Inspiring Activism - Manu Khajuria
the policy or action of using vigorous campaigning to bring about political or social change.
Being a Dogra, Hindu woman from Jammu & Kashmir I felt invisible and voiceless. My foray into activism and community work stems from my decision to change this feeling of not being in control of my own narrative.
For inspiration I have drawn from my own civilisational heritage. The Dogra civilisation is known for its worship of the feminine power, recognising it as divine. Stories of courage, valour and sacrifice transcend geographies and time, but it helps when heroes and heroines are relatable. It becomes easier to look up to them when they look and sound like you.
Peculiar to the Jammu region, where I come from, are quaint shrines devoted to village deities many of whom are women, worshipped as Daatis or Kuldevis . Many of these are associated with stories of ordinary women rising to extraordinary stature against injustice.
The Daati of Dhabbuj in Samba tehsil  died during her fight against the atrocities committed by Lalpal, a rich businessman. Bua Bhaga’s samaadhi  is in Billawar tehsil and a testimony to her rebellion against autocracy. She protested against the unfair taxes imposed on the farmers by the jagirdar  of Sumarta on the orders of the raja (king) of Bhaddu.

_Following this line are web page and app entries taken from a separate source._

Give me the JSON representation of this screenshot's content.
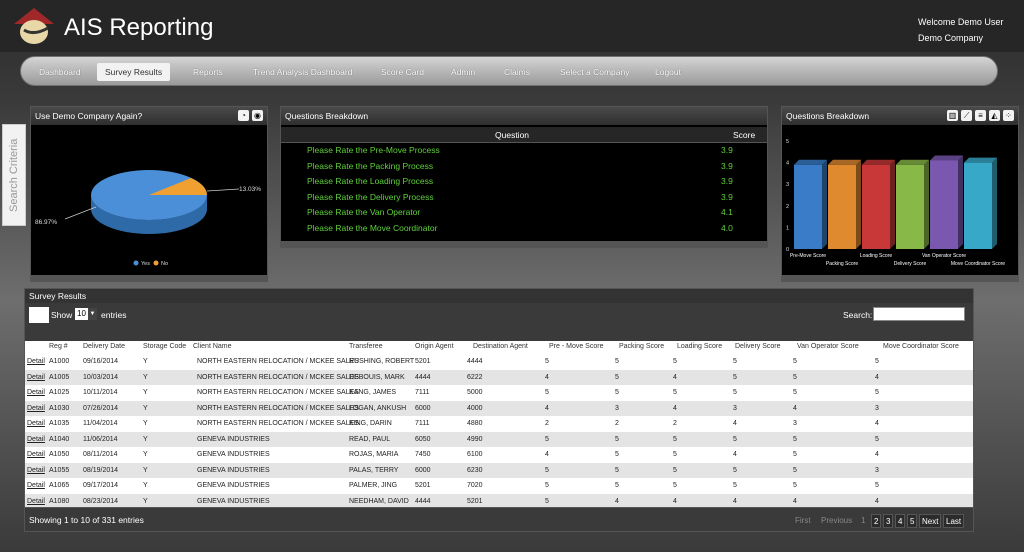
{
  "app": {
    "title": "AIS Reporting"
  },
  "user": {
    "welcome": "Welcome Demo User",
    "company": "Demo Company"
  },
  "nav": [
    "Dashboard",
    "Survey Results",
    "Reports",
    "Trend Analysis Dashboard",
    "Score Card",
    "Admin",
    "Claims",
    "Select a Company",
    "Logout"
  ],
  "nav_active": "Survey Results",
  "search_tab": "Search Criteria",
  "pie_panel": {
    "title": "Use Demo Company Again?",
    "yes_label": "86.97%",
    "no_label": "13.03%",
    "legend": [
      "Yes",
      "No"
    ],
    "colors": {
      "yes": "#4a8fd8",
      "no": "#f0a030"
    }
  },
  "questions_panel": {
    "title": "Questions Breakdown",
    "col_question": "Question",
    "col_score": "Score",
    "rows": [
      {
        "q": "Please Rate the Pre-Move Process",
        "s": "3.9"
      },
      {
        "q": "Please Rate the Packing Process",
        "s": "3.9"
      },
      {
        "q": "Please Rate the Loading Process",
        "s": "3.9"
      },
      {
        "q": "Please Rate the Delivery Process",
        "s": "3.9"
      },
      {
        "q": "Please Rate the Van Operator",
        "s": "4.1"
      },
      {
        "q": "Please Rate the Move Coordinator",
        "s": "4.0"
      }
    ]
  },
  "bar_panel": {
    "title": "Questions Breakdown",
    "colors": [
      "#3a7cc8",
      "#e08a30",
      "#c83838",
      "#88b848",
      "#7a58b0",
      "#38a8c8"
    ]
  },
  "chart_data": {
    "type": "bar",
    "categories": [
      "Pre-Move Score",
      "Packing Score",
      "Loading Score",
      "Delivery Score",
      "Van Operator Score",
      "Move Coordinator Score"
    ],
    "values": [
      3.9,
      3.9,
      3.9,
      3.9,
      4.1,
      4.0
    ],
    "ylim": [
      0,
      5
    ],
    "yticks": [
      "0",
      "1",
      "2",
      "3",
      "4",
      "5"
    ]
  },
  "results": {
    "title": "Survey Results",
    "show_label": "Show",
    "page_size": "10",
    "entries_label": "entries",
    "search_label": "Search:",
    "search_value": "",
    "columns": [
      "Reg #",
      "Delivery Date",
      "Storage Code",
      "Client Name",
      "Transferee",
      "Origin Agent",
      "Destination Agent",
      "Pre - Move Score",
      "Packing Score",
      "Loading Score",
      "Delivery Score",
      "Van Operator Score",
      "Move Coordinator Score"
    ],
    "detail_label": "Detail",
    "rows": [
      [
        "A1000",
        "09/16/2014",
        "Y",
        "NORTH EASTERN RELOCATION / MCKEE SALES",
        "RUSHING, ROBERT",
        "5201",
        "4444",
        "5",
        "5",
        "5",
        "5",
        "5",
        "5"
      ],
      [
        "A1005",
        "10/03/2014",
        "Y",
        "NORTH EASTERN RELOCATION / MCKEE SALES",
        "DEBOUIS, MARK",
        "4444",
        "6222",
        "4",
        "5",
        "4",
        "5",
        "5",
        "4"
      ],
      [
        "A1025",
        "10/11/2014",
        "Y",
        "NORTH EASTERN RELOCATION / MCKEE SALES",
        "KANG, JAMES",
        "7111",
        "5000",
        "5",
        "5",
        "5",
        "5",
        "5",
        "5"
      ],
      [
        "A1030",
        "07/26/2014",
        "Y",
        "NORTH EASTERN RELOCATION / MCKEE SALES",
        "LOGAN, ANKUSH",
        "6000",
        "4000",
        "4",
        "3",
        "4",
        "3",
        "4",
        "3"
      ],
      [
        "A1035",
        "11/04/2014",
        "Y",
        "NORTH EASTERN RELOCATION / MCKEE SALES",
        "KING, DARIN",
        "7111",
        "4880",
        "2",
        "2",
        "2",
        "4",
        "3",
        "4"
      ],
      [
        "A1040",
        "11/06/2014",
        "Y",
        "GENEVA INDUSTRIES",
        "READ, PAUL",
        "6050",
        "4990",
        "5",
        "5",
        "5",
        "5",
        "5",
        "5"
      ],
      [
        "A1050",
        "08/11/2014",
        "Y",
        "GENEVA INDUSTRIES",
        "ROJAS, MARIA",
        "7450",
        "6100",
        "4",
        "5",
        "5",
        "4",
        "5",
        "4"
      ],
      [
        "A1055",
        "08/19/2014",
        "Y",
        "GENEVA INDUSTRIES",
        "PALAS, TERRY",
        "6000",
        "6230",
        "5",
        "5",
        "5",
        "5",
        "5",
        "3"
      ],
      [
        "A1065",
        "09/17/2014",
        "Y",
        "GENEVA INDUSTRIES",
        "PALMER, JING",
        "5201",
        "7020",
        "5",
        "5",
        "5",
        "5",
        "5",
        "5"
      ],
      [
        "A1080",
        "08/23/2014",
        "Y",
        "GENEVA INDUSTRIES",
        "NEEDHAM, DAVID",
        "4444",
        "5201",
        "5",
        "4",
        "4",
        "4",
        "4",
        "4"
      ]
    ],
    "info": "Showing 1 to 10 of 331 entries",
    "pagination": {
      "first": "First",
      "previous": "Previous",
      "pages": [
        "1",
        "2",
        "3",
        "4",
        "5"
      ],
      "next": "Next",
      "last": "Last"
    }
  }
}
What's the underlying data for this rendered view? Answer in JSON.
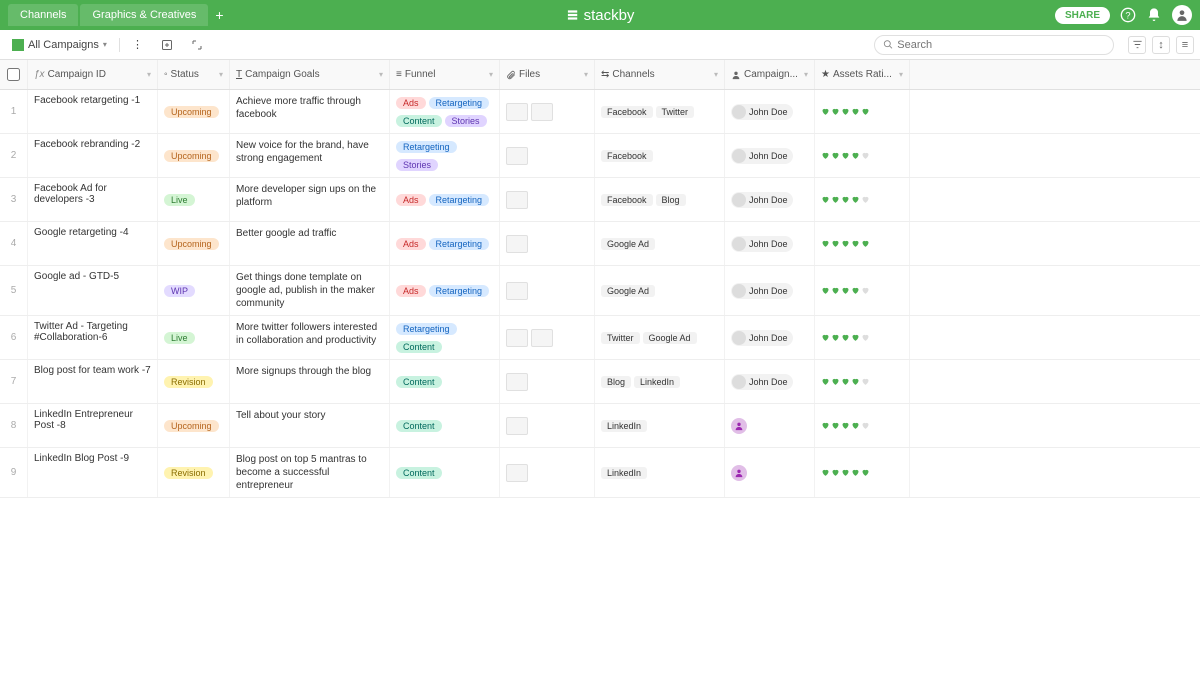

Bua Bhaga opposed this taxation vehemently. She went door-to-door, carrying her newborn who was being breast-fed at that time, urging people not to pay the taxes. There was no room for opposition and after being cornered by the king's soldiers who had come to arrest her, Bua Bhaga died along with her infant daughter in order to protect her honour. Bua Bhaga teaches us lessons in bravery, activism and standing for the rights of the people.
These women were activists and rights campaigners in their own right. Most importantly, it reiterates that we don’t have to look too far for role models. The empowerment and celebration of women begins in our own homes. All we need to do is look around and within.
By Manu Khajuria
Tomb or shrine
King's official who enjoyed the land gifted from the King